If i want to practice casting I use artificial, if i want to catch fish i use live.

Kairi Gainsborough
Kairi Gainsborough

My dad loves fishing, and our whole family enjoys our boat trips together. His birthday is coming up, so I wanted to get him a really great present. I don’t know much about tackles or fishing techniques, so I appreciate the comparison between live bait and artificial. I really like the fact artificial lure last a lot longer than live bait.

Christina Moats

Love this! I love catching monster reds on a blue crab, but also love the quick fight of a smaller inshore fish on artificial. The ease of artificial makes it better for me. Thanks for the article!

Kendall Boykin

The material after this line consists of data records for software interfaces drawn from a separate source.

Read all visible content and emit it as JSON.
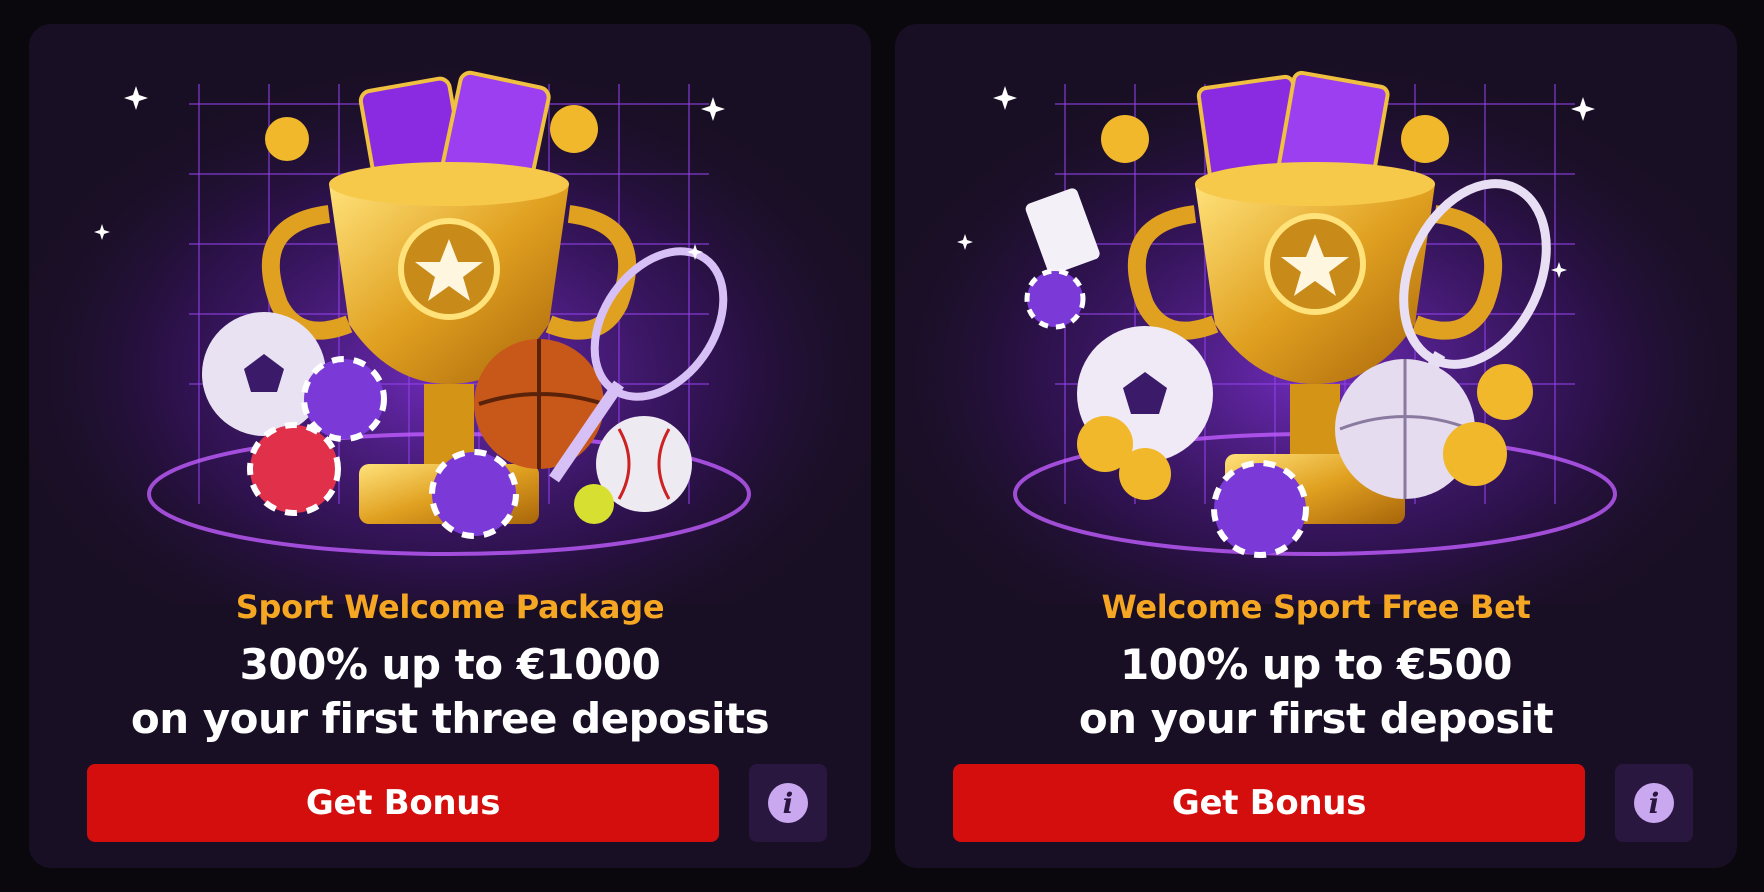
{
  "colors": {
    "accent": "#f5a623",
    "cta": "#d40d0d",
    "card": "#190f24",
    "info_bg": "#2a1740"
  },
  "offers": [
    {
      "subtitle": "Sport Welcome Package",
      "headline_line1": "300% up to €1000",
      "headline_line2": "on your first three deposits",
      "cta_label": "Get Bonus",
      "info_glyph": "i",
      "illustration_icon": "trophy-sports-illustration"
    },
    {
      "subtitle": "Welcome Sport Free Bet",
      "headline_line1": "100% up to €500",
      "headline_line2": "on your first deposit",
      "cta_label": "Get Bonus",
      "info_glyph": "i",
      "illustration_icon": "trophy-sports-illustration"
    }
  ]
}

Good article Joe! I for one, am not very good at artificial presentation having used primarily live baits all my life. I do have a few arti baits that I can use but if I have a choice I’m using live. Shhh! Don’t tell anyone but my all time favorite bait is fresh dead ballyhoo, both inshore or offshore. But that’s just between you and me. Salt Stong!